Confirmed: bu-zəllayəq بوزلاّيق (“slippery one”) “blenny (Parablennius sp.)”; qaṛuṣ قاروص “sea bass (Dicentrarchus labrax)”; gʷrəng ڤُرنڨ “conger eel (Congerconger)”; mustila موستيلة “forkbeard (Phycis phycis)”; ẓənkuṛ زنكور “wrasse (Symphodus sp.)” (previously: wrasse); ruži روجي (French rouget) “striped mullet (Mullus surmuletus)” (previously: mullet).
There are plenty of etymological difficulties among these, but clear non-French Romance loanwords include šaɣəṛ (Latin sargus), čarniyya and zarniyya (Latin acernia), čalba (Latin salpa), gʷrəng (Latin conger), and, judging by the š, langušṭa. bərjəmbaluq is from Turkish, cp. balık “fish”, but I still can’t identify the first part.
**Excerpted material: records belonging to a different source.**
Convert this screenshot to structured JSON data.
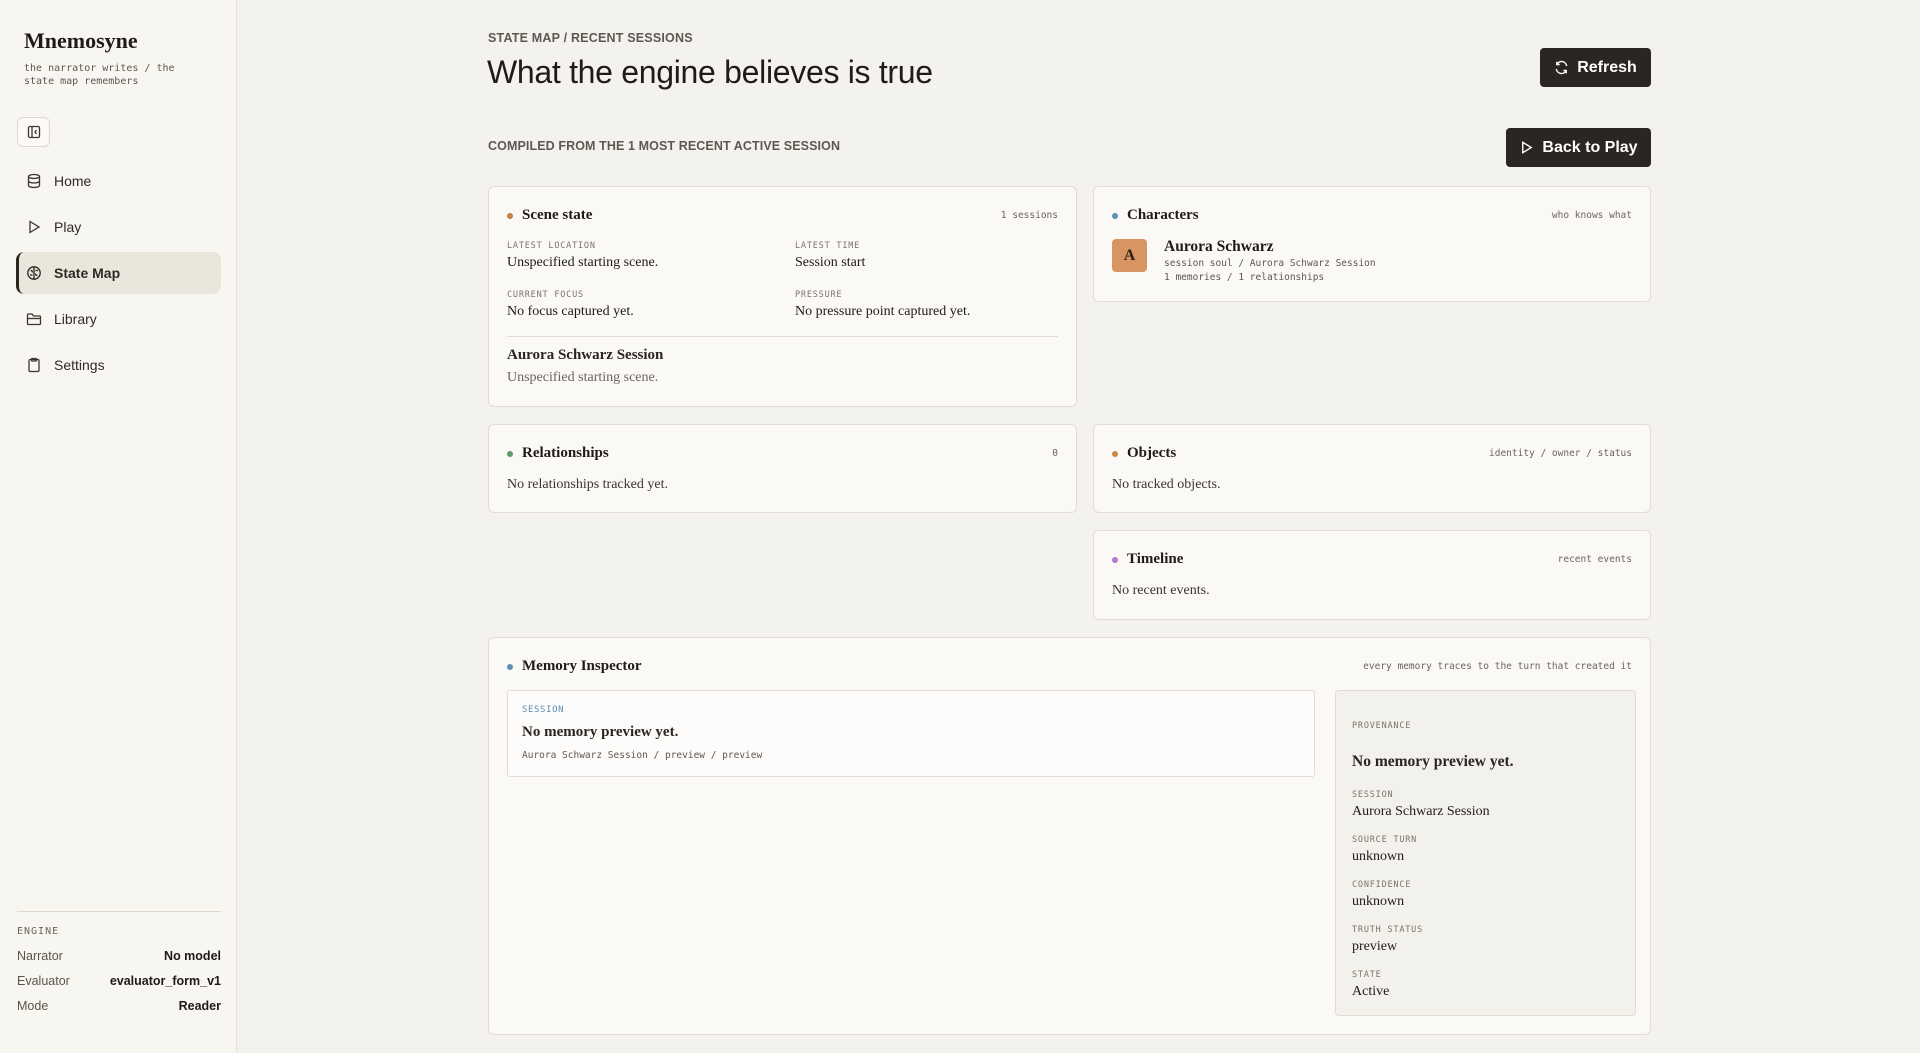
{
  "sidebar": {
    "brand": "Mnemosyne",
    "tagline": "the narrator writes / the state map remembers",
    "nav": [
      {
        "label": "Home",
        "icon": "database-icon"
      },
      {
        "label": "Play",
        "icon": "play-icon"
      },
      {
        "label": "State Map",
        "icon": "brain-icon",
        "active": true
      },
      {
        "label": "Library",
        "icon": "folder-icon"
      },
      {
        "label": "Settings",
        "icon": "clipboard-icon"
      }
    ],
    "engine": {
      "title": "ENGINE",
      "rows": [
        {
          "label": "Narrator",
          "value": "No model"
        },
        {
          "label": "Evaluator",
          "value": "evaluator_form_v1"
        },
        {
          "label": "Mode",
          "value": "Reader"
        }
      ]
    }
  },
  "header": {
    "breadcrumb": "STATE MAP / RECENT SESSIONS",
    "title": "What the engine believes is true",
    "refresh_label": "Refresh",
    "back_label": "Back to Play",
    "compiled": "COMPILED FROM THE 1 MOST RECENT ACTIVE SESSION"
  },
  "scene": {
    "title": "Scene state",
    "meta": "1 sessions",
    "dot_color": "#c97a45",
    "latest_location_label": "LATEST LOCATION",
    "latest_location": "Unspecified starting scene.",
    "latest_time_label": "LATEST TIME",
    "latest_time": "Session start",
    "current_focus_label": "CURRENT FOCUS",
    "current_focus": "No focus captured yet.",
    "pressure_label": "PRESSURE",
    "pressure": "No pressure point captured yet.",
    "session_name": "Aurora Schwarz Session",
    "session_location": "Unspecified starting scene."
  },
  "characters": {
    "title": "Characters",
    "meta": "who knows what",
    "dot_color": "#5b8fb5",
    "avatar_letter": "A",
    "name": "Aurora Schwarz",
    "sub1": "session soul / Aurora Schwarz Session",
    "sub2": "1 memories / 1 relationships"
  },
  "relationships": {
    "title": "Relationships",
    "meta": "0",
    "dot_color": "#5e9a6c",
    "empty": "No relationships tracked yet."
  },
  "objects": {
    "title": "Objects",
    "meta": "identity / owner / status",
    "dot_color": "#c98a45",
    "empty": "No tracked objects."
  },
  "timeline": {
    "title": "Timeline",
    "meta": "recent events",
    "dot_color": "#b477c9",
    "empty": "No recent events."
  },
  "memory": {
    "title": "Memory Inspector",
    "meta": "every memory traces to the turn that created it",
    "dot_color": "#5b8fb5",
    "card_tag": "SESSION",
    "card_title": "No memory preview yet.",
    "card_sub": "Aurora Schwarz Session / preview / preview",
    "provenance": {
      "label": "PROVENANCE",
      "title": "No memory preview yet.",
      "session_label": "SESSION",
      "session": "Aurora Schwarz Session",
      "source_turn_label": "SOURCE TURN",
      "source_turn": "unknown",
      "confidence_label": "CONFIDENCE",
      "confidence": "unknown",
      "truth_status_label": "TRUTH STATUS",
      "truth_status": "preview",
      "state_label": "STATE",
      "state": "Active"
    }
  }
}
Moving from wild sea life to domestic animals, reminiscences of life before independence brought up a number of words I had rarely or never heard: nhəš نهش “bite (eg donkey)”, ṣǔkk صكّ “kick (with hind legs)”, ṣhəl صهل “bray”, ɣrəz غرز “stop giving milk (cow)”, tkəlləl تكلّل “curdle”, bəgṛa ṭṛiyya بڤرة طرية “a cow who has recently given birth”, ɣǔṛfa غرفة “1st story floor” (2nd story for Americans). yəmni يمني and šəlli شلّي for “right” and “left” were equally new to me; usually I’ve heard ymin يمين and šmal شمال, or feminine yəmna يمنى and yəsṛa يسرى.
The genre of folk tales is just about extinct in Dellys, as far as I can tell, but it too came up in a few reminiscences. A tongue-twister (say it ten times fast!) alludes to a short anecdote: dadda ʕaḅḅʷa lli ḅḅʷa l-bab دادّا عبّا اللي ابّوا الباب “Dadda Abba who carried the door on his back”. I’m unlikely ever to hear the tales of lunja bənt drig əl-ɣul لونجة بنت دريڨ الغول “Lunja daughter of Drig the monster” or bəgṛət l-itama بڤرة اليتامى “the orphans’ cow” in Dellys, but the fact that versions of them have been collected all over the Maghreb – such as this Kabyle version of Lunja summarised in English, or the song Tafunast igujilen – is some consolation; indeed, a version of the latter tale is popular even in Siwa. From near the ending of the latter comes the following rhyme: when the orphan brother invites his sister to run up the ladder and escape the well, she says ħsən w-əlħusin fi ħəjri, ma nəqdər nəjri حسن والحسين في حجري، ما نقدر نجري“Hasan and Husayn (her twin sons) are in my lap, I can’t run”.
Usually I don’t take much interest in French loanwords, but I noticed one that looks as if it has undergone quite a curious semantic shift: puṭaži پوطاجي means “kitchen counter”, from French potager “kitchen garden” (or some non-standard dialect of French?) Behnstedt and Woidich report that in Biskra this form means “kitchen”; I wonder whether that is a further semantic shift or a misunderstanding.
Finally, to follow up on the last post’s themes, I found two more words which have retained Berber nominal affixes, again without plurals (pardon the etymology): taklufit تاكلوفيت “meddling”, tayhudit تايهوديت “malice”. (From my 2005 paper, I can also add the fig breed timəlwin تيملْوين, and the seaweed species tubrint توبرينْت). However, this strategy is quite atypical; much commoner is to drop the Berber affixes and substitute Arabic ones as appropriate, as in jəgjiga جڤجيڤة “dandelion” (Kabyle tajejjigt “flower”) or məjjir مجّير “mallow” (Kabyle məjjir).